executable files or the system areas of hard and floppy disks and then
making copies of itself. Viruses usually operate without the knowledge
desire of the computer user.
Viruses have the potential to infect any type of executable code, not just
the files that are commonly called 'program files'. For example, some
viruses infect executable code in the boot sector of floppy disks or in
system areas of hard drives. Another type of virus, known as a 'macro'
virus, can infect word processing and spreadsheet documents that use
types of executable code to spread viruses or other malicious code.
Since virus code must be executed to have any effect, files
computer treats as pure data are safe. This includes graphics and

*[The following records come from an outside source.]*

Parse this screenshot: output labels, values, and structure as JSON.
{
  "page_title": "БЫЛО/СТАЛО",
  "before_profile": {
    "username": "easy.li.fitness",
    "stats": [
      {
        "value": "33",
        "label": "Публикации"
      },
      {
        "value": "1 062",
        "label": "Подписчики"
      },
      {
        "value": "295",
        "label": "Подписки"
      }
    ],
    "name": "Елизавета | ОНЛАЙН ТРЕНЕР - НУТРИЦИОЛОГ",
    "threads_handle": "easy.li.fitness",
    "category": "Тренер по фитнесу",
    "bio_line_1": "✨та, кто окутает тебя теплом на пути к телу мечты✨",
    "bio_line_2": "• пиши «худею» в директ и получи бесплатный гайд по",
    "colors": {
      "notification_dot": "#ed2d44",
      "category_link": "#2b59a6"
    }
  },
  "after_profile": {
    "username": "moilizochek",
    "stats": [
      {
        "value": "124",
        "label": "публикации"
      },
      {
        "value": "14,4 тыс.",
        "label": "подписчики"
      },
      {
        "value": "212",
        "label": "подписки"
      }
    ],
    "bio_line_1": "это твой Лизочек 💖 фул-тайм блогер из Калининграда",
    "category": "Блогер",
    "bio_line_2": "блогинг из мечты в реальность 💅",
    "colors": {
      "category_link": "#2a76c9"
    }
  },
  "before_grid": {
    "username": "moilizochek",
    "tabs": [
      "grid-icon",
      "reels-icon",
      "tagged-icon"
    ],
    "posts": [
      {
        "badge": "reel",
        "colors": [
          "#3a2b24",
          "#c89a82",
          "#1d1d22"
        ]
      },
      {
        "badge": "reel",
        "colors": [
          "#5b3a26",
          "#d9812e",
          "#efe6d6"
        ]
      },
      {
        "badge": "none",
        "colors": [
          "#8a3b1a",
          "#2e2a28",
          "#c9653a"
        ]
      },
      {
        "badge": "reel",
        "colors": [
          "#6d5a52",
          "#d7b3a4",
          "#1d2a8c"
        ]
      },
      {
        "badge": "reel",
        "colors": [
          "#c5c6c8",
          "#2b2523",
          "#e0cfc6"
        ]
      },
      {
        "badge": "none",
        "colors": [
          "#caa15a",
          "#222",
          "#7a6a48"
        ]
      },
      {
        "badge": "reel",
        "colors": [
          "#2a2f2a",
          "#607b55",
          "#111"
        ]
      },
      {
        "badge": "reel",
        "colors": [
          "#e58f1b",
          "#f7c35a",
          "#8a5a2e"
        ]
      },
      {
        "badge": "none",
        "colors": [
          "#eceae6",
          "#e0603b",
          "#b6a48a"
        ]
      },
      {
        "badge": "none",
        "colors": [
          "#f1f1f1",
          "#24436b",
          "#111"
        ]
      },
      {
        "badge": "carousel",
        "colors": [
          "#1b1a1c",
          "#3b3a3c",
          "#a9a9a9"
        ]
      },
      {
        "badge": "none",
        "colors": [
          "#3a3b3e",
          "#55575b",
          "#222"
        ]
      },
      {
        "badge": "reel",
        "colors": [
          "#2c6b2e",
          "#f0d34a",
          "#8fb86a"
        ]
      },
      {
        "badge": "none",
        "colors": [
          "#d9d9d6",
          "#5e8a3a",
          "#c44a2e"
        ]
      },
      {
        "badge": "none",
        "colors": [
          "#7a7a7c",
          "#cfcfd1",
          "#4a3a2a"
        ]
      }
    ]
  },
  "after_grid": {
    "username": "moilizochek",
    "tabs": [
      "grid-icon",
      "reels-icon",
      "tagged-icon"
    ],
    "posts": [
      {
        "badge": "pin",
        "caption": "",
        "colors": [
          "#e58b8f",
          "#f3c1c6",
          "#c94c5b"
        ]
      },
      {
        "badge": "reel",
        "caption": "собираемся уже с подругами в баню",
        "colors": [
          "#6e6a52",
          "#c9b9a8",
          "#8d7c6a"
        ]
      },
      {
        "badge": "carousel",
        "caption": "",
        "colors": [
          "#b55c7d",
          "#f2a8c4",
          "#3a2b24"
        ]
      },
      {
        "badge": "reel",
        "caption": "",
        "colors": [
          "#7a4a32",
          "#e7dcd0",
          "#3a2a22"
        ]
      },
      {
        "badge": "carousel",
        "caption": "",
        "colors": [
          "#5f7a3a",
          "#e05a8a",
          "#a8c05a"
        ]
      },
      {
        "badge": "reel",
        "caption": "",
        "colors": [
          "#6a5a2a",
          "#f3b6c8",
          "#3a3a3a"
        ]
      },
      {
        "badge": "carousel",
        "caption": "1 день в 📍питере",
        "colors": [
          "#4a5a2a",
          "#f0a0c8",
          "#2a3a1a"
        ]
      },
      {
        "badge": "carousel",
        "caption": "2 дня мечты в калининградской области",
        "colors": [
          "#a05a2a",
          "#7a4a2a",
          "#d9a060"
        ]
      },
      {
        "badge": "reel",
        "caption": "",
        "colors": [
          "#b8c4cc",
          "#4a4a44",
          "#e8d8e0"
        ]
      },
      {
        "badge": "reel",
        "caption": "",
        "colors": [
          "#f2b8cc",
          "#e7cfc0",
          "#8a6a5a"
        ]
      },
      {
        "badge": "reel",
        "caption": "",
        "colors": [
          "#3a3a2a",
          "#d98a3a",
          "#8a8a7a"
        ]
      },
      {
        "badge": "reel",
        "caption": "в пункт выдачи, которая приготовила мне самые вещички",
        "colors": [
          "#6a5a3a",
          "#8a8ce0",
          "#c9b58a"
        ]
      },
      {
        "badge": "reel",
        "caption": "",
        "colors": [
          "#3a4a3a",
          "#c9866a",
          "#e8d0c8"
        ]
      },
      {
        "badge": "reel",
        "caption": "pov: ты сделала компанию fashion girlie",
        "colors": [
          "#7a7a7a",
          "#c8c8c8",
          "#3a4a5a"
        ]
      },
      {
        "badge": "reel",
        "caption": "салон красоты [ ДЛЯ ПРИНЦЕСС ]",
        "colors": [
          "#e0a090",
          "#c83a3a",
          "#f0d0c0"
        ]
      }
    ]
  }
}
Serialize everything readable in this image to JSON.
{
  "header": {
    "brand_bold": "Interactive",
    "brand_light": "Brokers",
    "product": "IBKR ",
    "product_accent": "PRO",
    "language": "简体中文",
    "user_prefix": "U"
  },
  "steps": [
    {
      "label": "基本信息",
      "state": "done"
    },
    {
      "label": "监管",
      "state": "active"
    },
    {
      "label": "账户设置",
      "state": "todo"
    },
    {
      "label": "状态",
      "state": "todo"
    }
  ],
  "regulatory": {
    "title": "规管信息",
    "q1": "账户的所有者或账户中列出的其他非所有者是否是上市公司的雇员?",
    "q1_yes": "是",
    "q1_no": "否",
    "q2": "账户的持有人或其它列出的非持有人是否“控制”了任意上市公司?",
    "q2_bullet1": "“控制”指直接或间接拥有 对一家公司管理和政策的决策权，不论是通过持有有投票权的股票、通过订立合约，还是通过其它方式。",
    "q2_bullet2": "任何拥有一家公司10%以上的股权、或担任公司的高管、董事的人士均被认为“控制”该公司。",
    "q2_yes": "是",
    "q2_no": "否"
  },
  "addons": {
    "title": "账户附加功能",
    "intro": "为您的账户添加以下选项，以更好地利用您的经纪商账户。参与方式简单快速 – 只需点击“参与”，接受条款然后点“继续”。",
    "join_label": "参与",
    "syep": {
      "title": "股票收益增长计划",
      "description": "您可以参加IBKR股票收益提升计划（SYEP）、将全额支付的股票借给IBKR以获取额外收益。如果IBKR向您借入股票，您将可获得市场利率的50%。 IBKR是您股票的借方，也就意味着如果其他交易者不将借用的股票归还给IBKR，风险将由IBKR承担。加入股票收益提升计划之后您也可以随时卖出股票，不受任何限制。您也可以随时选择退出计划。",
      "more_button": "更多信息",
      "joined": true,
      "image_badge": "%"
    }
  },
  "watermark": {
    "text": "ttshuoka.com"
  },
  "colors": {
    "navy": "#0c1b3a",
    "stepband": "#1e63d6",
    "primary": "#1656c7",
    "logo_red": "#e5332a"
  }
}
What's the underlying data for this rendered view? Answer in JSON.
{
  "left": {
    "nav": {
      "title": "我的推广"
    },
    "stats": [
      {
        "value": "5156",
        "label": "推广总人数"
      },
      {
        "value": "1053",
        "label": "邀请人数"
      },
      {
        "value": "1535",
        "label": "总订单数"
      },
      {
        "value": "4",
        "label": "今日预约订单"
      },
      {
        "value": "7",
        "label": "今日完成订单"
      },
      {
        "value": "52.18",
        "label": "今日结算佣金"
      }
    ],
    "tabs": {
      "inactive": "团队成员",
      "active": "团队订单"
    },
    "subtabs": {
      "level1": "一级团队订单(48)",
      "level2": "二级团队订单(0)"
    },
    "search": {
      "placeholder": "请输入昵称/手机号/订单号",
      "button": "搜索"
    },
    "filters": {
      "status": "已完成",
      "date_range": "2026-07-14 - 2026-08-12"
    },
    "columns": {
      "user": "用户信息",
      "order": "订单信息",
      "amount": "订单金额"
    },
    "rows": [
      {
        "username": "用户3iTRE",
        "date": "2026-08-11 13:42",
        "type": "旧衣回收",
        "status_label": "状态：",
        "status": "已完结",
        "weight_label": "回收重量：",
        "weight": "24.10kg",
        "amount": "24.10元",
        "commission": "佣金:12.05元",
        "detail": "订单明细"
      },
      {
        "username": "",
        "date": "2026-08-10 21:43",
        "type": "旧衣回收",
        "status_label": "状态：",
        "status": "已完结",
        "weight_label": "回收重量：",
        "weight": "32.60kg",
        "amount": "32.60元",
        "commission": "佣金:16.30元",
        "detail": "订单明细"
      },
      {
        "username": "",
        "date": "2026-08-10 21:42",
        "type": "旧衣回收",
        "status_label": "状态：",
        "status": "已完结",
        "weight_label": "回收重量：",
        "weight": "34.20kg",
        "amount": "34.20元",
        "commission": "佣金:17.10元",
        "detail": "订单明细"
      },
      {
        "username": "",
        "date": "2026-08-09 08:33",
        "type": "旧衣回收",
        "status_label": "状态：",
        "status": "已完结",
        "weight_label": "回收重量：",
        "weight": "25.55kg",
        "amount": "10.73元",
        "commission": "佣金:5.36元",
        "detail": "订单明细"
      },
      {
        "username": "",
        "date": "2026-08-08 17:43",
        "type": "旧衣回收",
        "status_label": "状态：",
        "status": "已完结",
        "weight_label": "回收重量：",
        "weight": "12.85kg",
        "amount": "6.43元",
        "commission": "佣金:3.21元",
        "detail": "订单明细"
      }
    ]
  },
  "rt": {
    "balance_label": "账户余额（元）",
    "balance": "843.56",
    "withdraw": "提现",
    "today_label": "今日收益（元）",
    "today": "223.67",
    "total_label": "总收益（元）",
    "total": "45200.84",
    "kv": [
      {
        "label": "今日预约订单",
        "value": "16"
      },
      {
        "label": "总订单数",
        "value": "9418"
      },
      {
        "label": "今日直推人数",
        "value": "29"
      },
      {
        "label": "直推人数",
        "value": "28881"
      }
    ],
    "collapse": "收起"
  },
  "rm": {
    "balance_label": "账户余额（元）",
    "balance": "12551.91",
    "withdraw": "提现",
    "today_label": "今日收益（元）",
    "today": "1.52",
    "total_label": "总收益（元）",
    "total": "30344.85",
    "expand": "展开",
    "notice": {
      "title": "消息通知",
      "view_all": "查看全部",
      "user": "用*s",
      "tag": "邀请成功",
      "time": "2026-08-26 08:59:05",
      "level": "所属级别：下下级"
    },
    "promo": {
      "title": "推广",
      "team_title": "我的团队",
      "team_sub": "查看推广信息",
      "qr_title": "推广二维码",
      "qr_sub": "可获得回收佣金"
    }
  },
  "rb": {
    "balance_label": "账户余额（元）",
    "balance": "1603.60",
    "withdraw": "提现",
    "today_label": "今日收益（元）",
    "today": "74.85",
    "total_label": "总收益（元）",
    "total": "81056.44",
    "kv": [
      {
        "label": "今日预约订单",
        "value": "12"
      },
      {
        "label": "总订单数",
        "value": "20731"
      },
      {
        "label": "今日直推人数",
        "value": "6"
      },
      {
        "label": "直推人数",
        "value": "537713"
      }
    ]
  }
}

files such as .gif, .jpg, .mp3, .wav, etc., as well as plain text in .txt
files. For example, just viewing picture files won't infect your
with a virus. The virus code has to be in a form, such as an .exe program
file or a Word .doc file, that the computer will actually try to execute
When you execute program code that's infected by a virus, the virus code
will also run and try to infect other programs, either on the same computer
or on other computers connected to it over a network . And the newly
infected programs will try to infect yet more programs.
When you share a copy of an infected file with other computer users,
running the file may also infect their computers; and files from those
computers may spread the infection to yet more computers.
If your computer is infected with a boot sector virus, the virus tries to
write copies of itself to the system areas of floppy disks and hard disks.
Then the infected floppy disks may infect other computers that boot from
them, and the virus copy on the hard disk will try to infect still more
Some viruses, known as 'multipartite' viruses, can spread both by infecting
files and by infecting the boot areas of floppy disks.
Viruses are software programs, and they can do the same things as any other
programs running on a computer. The actual effect of any particular
depends on how it was programmed by the person who wrote the virus.
Some viruses are deliberately designed to damage files or otherwise
interfere with your computer's operation, while others don't do anything but
try to spread themselves around. But even the ones that just spread
themselves are harmful, since they damage files and may cause other problems
in the process of spreading.
Note that viruses can't do any damage to hardware: they
won't melt down your
CPU, burn out your hard drive, cause your monitor to explode, etc.
about viruses that will physically destroy your computer are usually hoaxes,
not legitimate virus warnings.